What you should copy is the line containing "Output a JSON" and all lines after it in the entries below, exactly and without anything added.
(Beginning of Materials provided)
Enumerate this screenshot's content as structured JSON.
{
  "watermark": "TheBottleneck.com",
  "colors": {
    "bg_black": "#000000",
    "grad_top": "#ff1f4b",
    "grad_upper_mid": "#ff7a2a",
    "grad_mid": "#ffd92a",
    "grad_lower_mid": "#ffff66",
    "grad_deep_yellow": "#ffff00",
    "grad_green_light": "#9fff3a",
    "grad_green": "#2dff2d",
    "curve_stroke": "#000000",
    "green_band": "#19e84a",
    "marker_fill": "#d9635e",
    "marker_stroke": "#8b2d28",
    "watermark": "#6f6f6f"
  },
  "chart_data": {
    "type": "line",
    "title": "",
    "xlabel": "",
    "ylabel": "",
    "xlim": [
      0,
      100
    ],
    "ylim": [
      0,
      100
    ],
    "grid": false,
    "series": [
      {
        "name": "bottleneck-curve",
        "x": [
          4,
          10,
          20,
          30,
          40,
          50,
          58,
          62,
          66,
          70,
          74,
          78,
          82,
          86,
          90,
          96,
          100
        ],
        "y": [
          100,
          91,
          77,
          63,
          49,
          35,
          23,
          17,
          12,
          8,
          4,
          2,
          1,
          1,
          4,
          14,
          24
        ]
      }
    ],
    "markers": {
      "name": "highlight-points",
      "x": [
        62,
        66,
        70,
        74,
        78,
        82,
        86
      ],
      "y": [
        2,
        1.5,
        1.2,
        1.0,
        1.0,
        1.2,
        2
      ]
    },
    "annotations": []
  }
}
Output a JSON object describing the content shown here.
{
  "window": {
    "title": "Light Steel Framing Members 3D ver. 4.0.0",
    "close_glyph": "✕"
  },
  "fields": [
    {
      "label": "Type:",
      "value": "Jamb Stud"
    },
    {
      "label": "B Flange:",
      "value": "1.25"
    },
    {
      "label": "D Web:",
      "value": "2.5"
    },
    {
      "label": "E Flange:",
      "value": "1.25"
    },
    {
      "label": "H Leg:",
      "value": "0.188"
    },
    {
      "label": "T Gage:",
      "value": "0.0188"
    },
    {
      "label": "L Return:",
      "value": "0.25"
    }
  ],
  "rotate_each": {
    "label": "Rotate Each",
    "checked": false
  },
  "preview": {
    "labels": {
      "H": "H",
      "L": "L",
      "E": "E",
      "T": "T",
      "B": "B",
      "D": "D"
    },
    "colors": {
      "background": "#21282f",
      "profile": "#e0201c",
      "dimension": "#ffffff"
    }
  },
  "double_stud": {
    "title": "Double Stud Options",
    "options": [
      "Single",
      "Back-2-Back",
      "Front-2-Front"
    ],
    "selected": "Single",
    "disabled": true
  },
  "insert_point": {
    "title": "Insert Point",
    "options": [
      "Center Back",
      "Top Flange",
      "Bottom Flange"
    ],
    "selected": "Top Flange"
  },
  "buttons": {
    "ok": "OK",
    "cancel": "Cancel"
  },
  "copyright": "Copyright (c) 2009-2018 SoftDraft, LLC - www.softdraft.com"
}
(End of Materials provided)
→ Exercise answer
Output a JSON object describing the content shown here.
{
  "window": {
    "title": "Light Steel Framing Members 3D ver. 4.0.0",
    "close_glyph": "✕"
  },
  "fields": [
    {
      "label": "Type:",
      "value": "Jamb Stud"
    },
    {
      "label": "B Flange:",
      "value": "1.25"
    },
    {
      "label": "D Web:",
      "value": "2.5"
    },
    {
      "label": "E Flange:",
      "value": "1.25"
    },
    {
      "label": "H Leg:",
      "value": "0.188"
    },
    {
      "label": "T Gage:",
      "value": "0.0188"
    },
    {
      "label": "L Return:",
      "value": "0.25"
    }
  ],
  "rotate_each": {
    "label": "Rotate Each",
    "checked": false
  },
  "preview": {
    "labels": {
      "H": "H",
      "L": "L",
      "E": "E",
      "T": "T",
      "B": "B",
      "D": "D"
    },
    "colors": {
      "background": "#21282f",
      "profile": "#e0201c",
      "dimension": "#ffffff"
    }
  },
  "double_stud": {
    "title": "Double Stud Options",
    "options": [
      "Single",
      "Back-2-Back",
      "Front-2-Front"
    ],
    "selected": "Single",
    "disabled": true
  },
  "insert_point": {
    "title": "Insert Point",
    "options": [
      "Center Back",
      "Top Flange",
      "Bottom Flange"
    ],
    "selected": "Top Flange"
  },
  "buttons": {
    "ok": "OK",
    "cancel": "Cancel"
  },
  "copyright": "Copyright (c) 2009-2018 SoftDraft, LLC - www.softdraft.com"
}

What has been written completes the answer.